Henry River is a small abandoned town very close to mine, and because I hadn’t seen the movie Hunger Games, and there’s a reason for that, I paid no attention to what has clearly diminished in hype about this film location. I pass it every day on my errands into Hickory, so I decided to check it out, then watch the movie to see if I might recognize anything. And recognize things I did.
Prominent in the opening scene and then in several flashbacks, this is District 12, the home of Katness Everdeen and Peeta Mellark. Surprisingly, everything is still exactly as it was depicted in the film.
The ride to the village is a long curvy, two-lane, azalea-lined drive, and missing the place is not an option because you must turn off toward the river to avoid it. Like many other mill towns, there is a general store, a reservoir, and a building that may or may not have been a school. The river is at one end with the mill, which now appears to be a storage facility for something else. This part of town is closed with dozens of “Keep Out” signs, presumably for safety as the dam is quite high and the river is very low.
You can see the river better from the bridge which, even after all the rain we’ve had, runs at a trickle. Perhaps some of the river has been siphoned off for farming.
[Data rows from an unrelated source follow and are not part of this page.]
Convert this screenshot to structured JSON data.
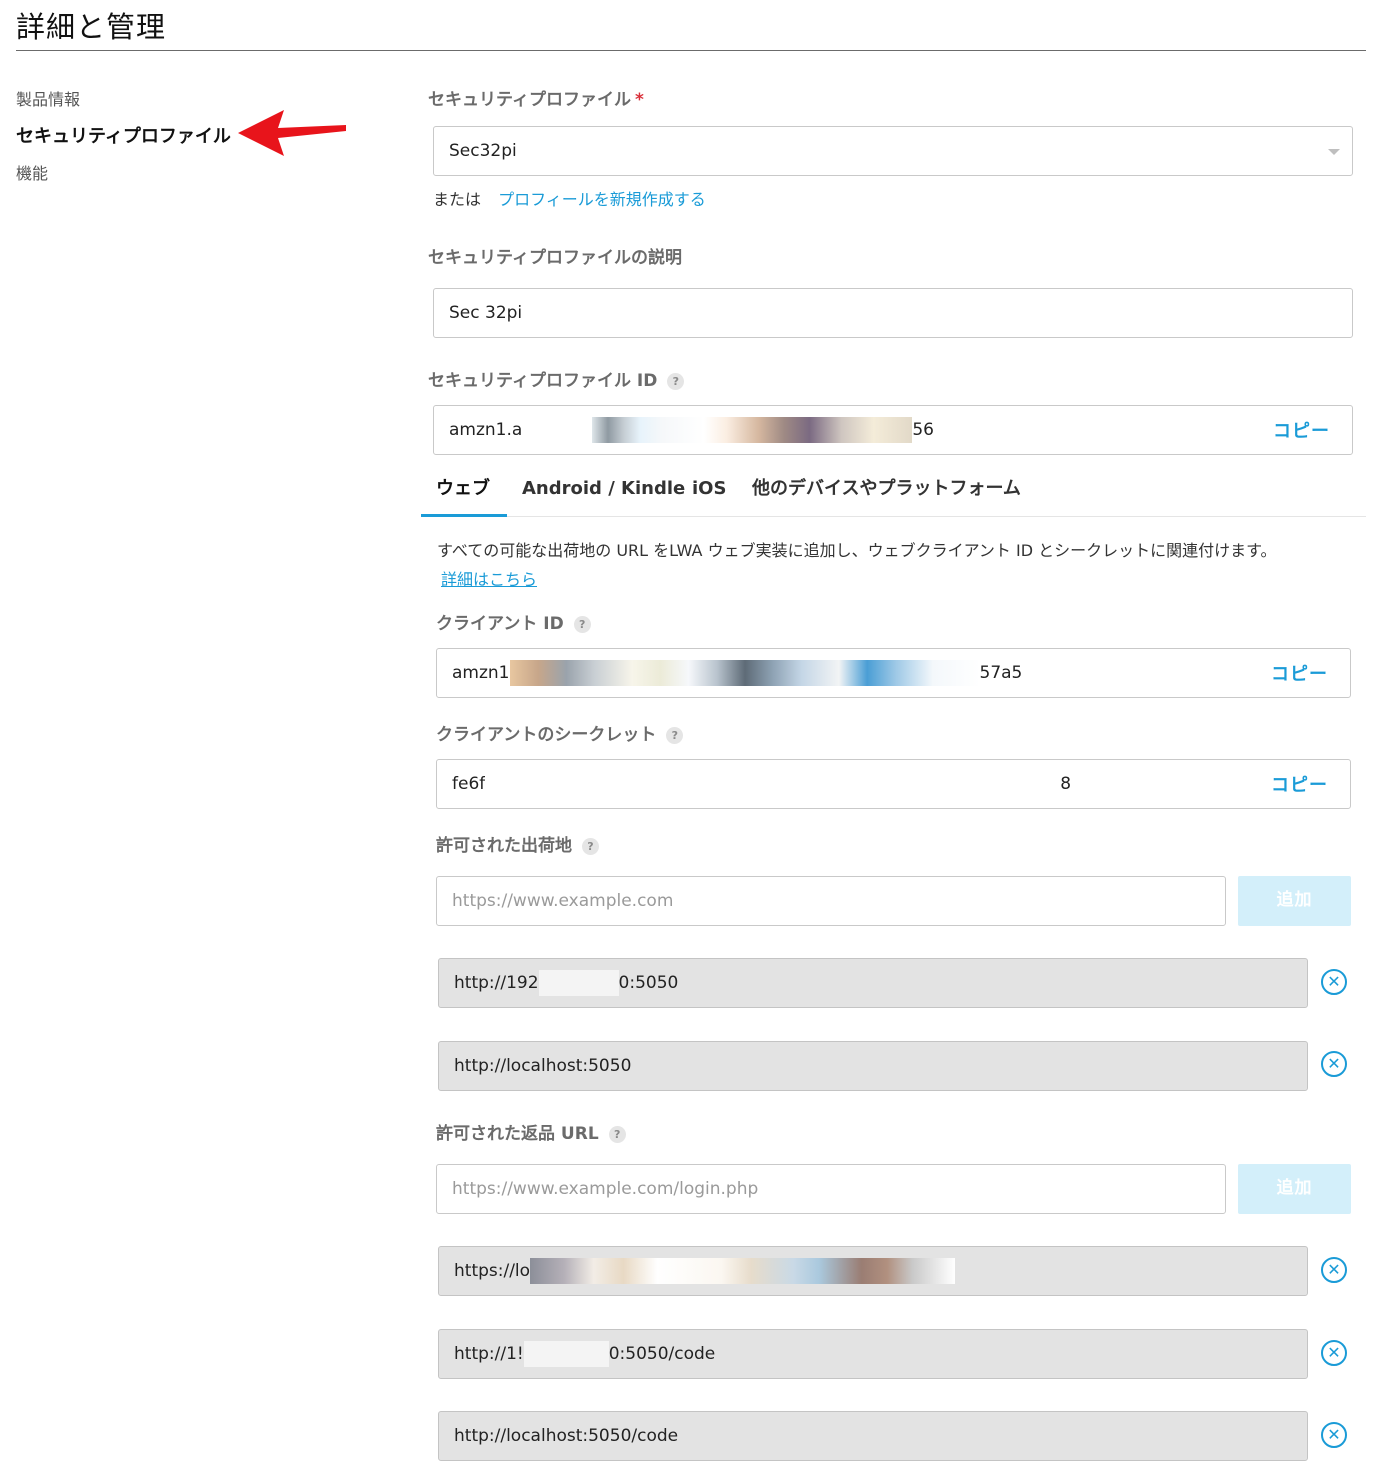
{
  "page": {
    "title": "詳細と管理"
  },
  "sidebar": {
    "items": [
      {
        "label": "製品情報"
      },
      {
        "label": "セキュリティプロファイル"
      },
      {
        "label": "機能"
      }
    ]
  },
  "security_profile": {
    "label": "セキュリティプロファイル",
    "required_mark": "*",
    "selected": "Sec32pi",
    "or_text": "または",
    "create_link": "プロフィールを新規作成する"
  },
  "description": {
    "label": "セキュリティプロファイルの説明",
    "value": "Sec 32pi"
  },
  "profile_id": {
    "label": "セキュリティプロファイル ID",
    "value_start": "amzn1.a",
    "value_end": "56",
    "copy_label": "コピー"
  },
  "help_icon": "?",
  "tabs": [
    {
      "label": "ウェブ"
    },
    {
      "label": "Android / Kindle"
    },
    {
      "label": "iOS"
    },
    {
      "label": "他のデバイスやプラットフォーム"
    }
  ],
  "web": {
    "description": "すべての可能な出荷地の URL をLWA ウェブ実装に追加し、ウェブクライアント ID とシークレットに関連付けます。",
    "learn_more": "詳細はこちら",
    "client_id": {
      "label": "クライアント ID",
      "value_start": "amzn1",
      "value_end": "57a5",
      "copy_label": "コピー"
    },
    "client_secret": {
      "label": "クライアントのシークレット",
      "value_start": "fe6f",
      "value_end": "8",
      "copy_label": "コピー"
    },
    "origins": {
      "label": "許可された出荷地",
      "placeholder": "https://www.example.com",
      "add_label": "追加",
      "entries": [
        {
          "start": "http://192",
          "end": "0:5050"
        },
        {
          "start": "http://localhost:5050",
          "end": ""
        }
      ]
    },
    "return_urls": {
      "label": "許可された返品 URL",
      "placeholder": "https://www.example.com/login.php",
      "add_label": "追加",
      "entries": [
        {
          "start": "https://lo",
          "end": ""
        },
        {
          "start": "http://1!",
          "end": "0:5050/code"
        },
        {
          "start": "http://localhost:5050/code",
          "end": ""
        }
      ]
    }
  },
  "remove_icon": "✕",
  "colors": {
    "accent": "#1a9bd7",
    "arrow": "#e8141b",
    "disabled_button": "#d3effa"
  }
}
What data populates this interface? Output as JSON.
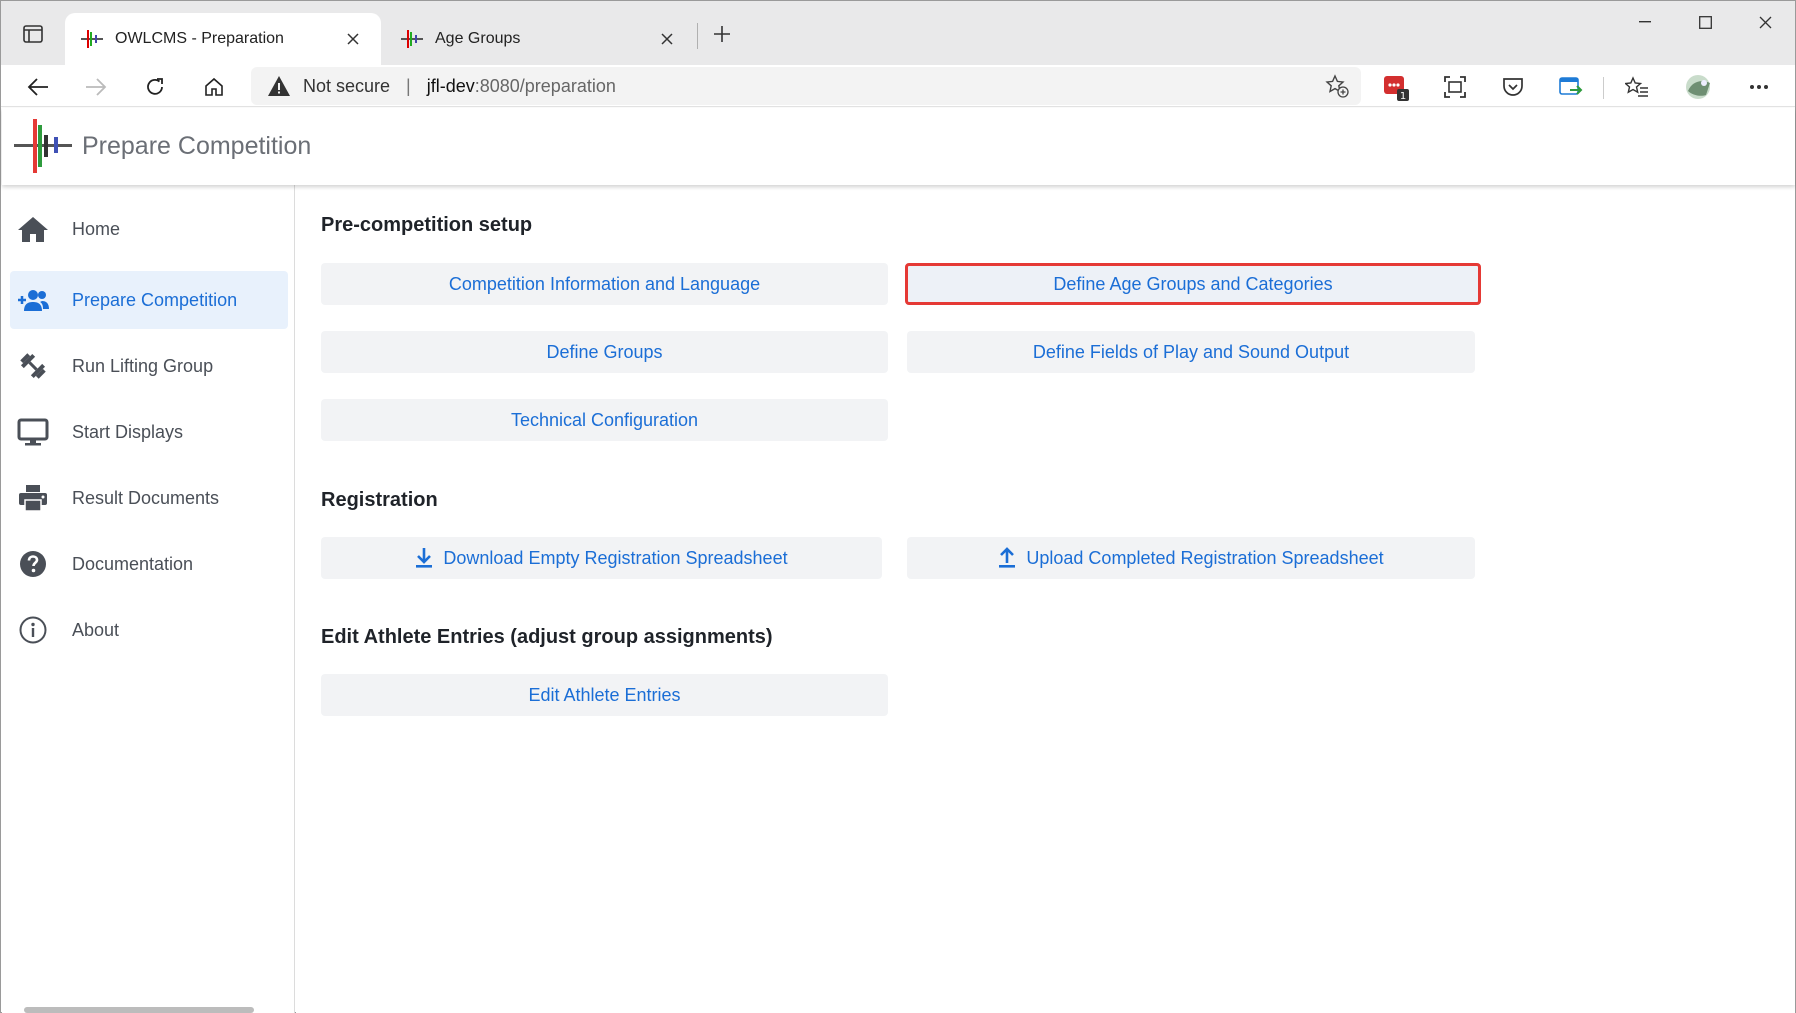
{
  "browser": {
    "tabs": [
      {
        "title": "OWLCMS - Preparation",
        "active": true
      },
      {
        "title": "Age Groups",
        "active": false
      }
    ],
    "address": {
      "security_label": "Not secure",
      "divider": "|",
      "host": "jfl-dev",
      "path": ":8080/preparation"
    },
    "extension_badge": "1"
  },
  "app": {
    "title": "Prepare Competition"
  },
  "sidebar": {
    "items": [
      {
        "label": "Home",
        "icon": "home-icon"
      },
      {
        "label": "Prepare Competition",
        "icon": "add-users-icon",
        "active": true
      },
      {
        "label": "Run Lifting Group",
        "icon": "dumbbell-icon"
      },
      {
        "label": "Start Displays",
        "icon": "monitor-icon"
      },
      {
        "label": "Result Documents",
        "icon": "printer-icon"
      },
      {
        "label": "Documentation",
        "icon": "question-icon"
      },
      {
        "label": "About",
        "icon": "info-icon"
      }
    ]
  },
  "main": {
    "sections": {
      "precompetition": {
        "title": "Pre-competition setup",
        "buttons": {
          "competition_info": "Competition Information and Language",
          "age_groups": "Define Age Groups and Categories",
          "groups": "Define Groups",
          "fields_of_play": "Define Fields of Play and Sound Output",
          "technical": "Technical Configuration"
        }
      },
      "registration": {
        "title": "Registration",
        "buttons": {
          "download": "Download Empty Registration Spreadsheet",
          "upload": "Upload Completed Registration Spreadsheet"
        }
      },
      "athletes": {
        "title": "Edit Athlete Entries (adjust group assignments)",
        "buttons": {
          "edit": "Edit Athlete Entries"
        }
      }
    }
  },
  "colors": {
    "accent": "#1b6ed6",
    "highlight_outline": "#e53935",
    "active_nav_bg": "#e8f1fc",
    "button_bg": "#f2f3f5"
  }
}
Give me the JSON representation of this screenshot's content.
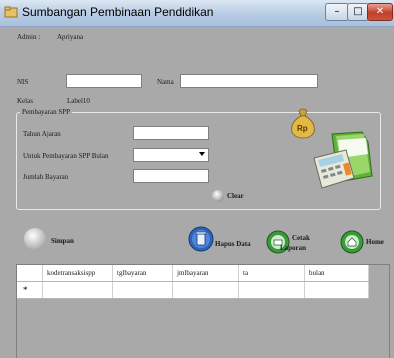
{
  "window": {
    "title": "Sumbangan Pembinaan Pendidikan",
    "minimize_glyph": "–",
    "maximize_glyph": "□",
    "close_glyph": "✕"
  },
  "header": {
    "admin_label": "Admin :",
    "admin_value": "Apriyana"
  },
  "student": {
    "nis_label": "NIS",
    "nis_value": "",
    "nama_label": "Nama",
    "nama_value": "",
    "kelas_label": "Kelas",
    "kelas_value": "Label10"
  },
  "spp_group": {
    "legend": "Pembayaran SPP",
    "tahun_ajaran_label": "Tahun Ajaran",
    "tahun_ajaran_value": "",
    "bulan_label": "Untuk Pembayaran SPP Bulan",
    "bulan_value": "",
    "jumlah_label": "Jumlah Bayaran",
    "jumlah_value": "",
    "clear_label": "Clear",
    "money_bag_text": "Rp"
  },
  "actions": {
    "simpan": "Simpan",
    "hapus": "Hapus Data",
    "cetak_line1": "Cetak",
    "cetak_line2": "Laporan",
    "home": "Home"
  },
  "table": {
    "columns": [
      "kodetransaksispp",
      "tglbayaran",
      "jmlbayaran",
      "ta",
      "bulan"
    ],
    "new_row_marker": "*"
  },
  "colors": {
    "form_background": "#a9a9a9",
    "close_button": "#c2402b",
    "title_bar": "#b9cde4"
  }
}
Anyhow, it was all spooky and had a ghostly feel to it. The store was in the best shape, but most of the houses, though standing, were near collapse. Chimneys had caved in on themselves. There were holes in the wood floors, and nearly all the porches were rotted and tenuous. Windows were smashed; though odd pieces of furniture remained in some homes. The craziest thing of all was a pile of hundreds and hundreds of those stretchy cotton bands that you would put on a child’s potholder weaving frame lay deeply imbedded into the dirt in front of one of the houses. At first I thought they were worms, and then I think I saw some socks that might have been cut to make those bands. The sheer amount of them made it all the more strange, and I left trying to imagine who on earth dropped all those bands.
Supposedly the area is closed. It is not. And some will tell you it is off limits, but there are no “No Trespassing” signs other than the ones near the dam. I did see another car come and go, and watched as they took some brick souvenirs that had been laying about. The store is locked tight but the houses are accessible though that’s not where I would want to be in the next chimney collapse. I wondered if the wood on these structures was cedar or cyprus, as the houses themselves were outliving the bricks.
As of May 1st, this town was accessible and a true ghost town. You can buy tickets at $50 a pop from a company that gives tours, replete with costumes and re-enactments. But it’s the haunting nature of the place when you are there alone that makes the trip worthwhile.
Henry River is Exit 119 off I40 about 4 miles west of Hickory, NC. For more information link HERE.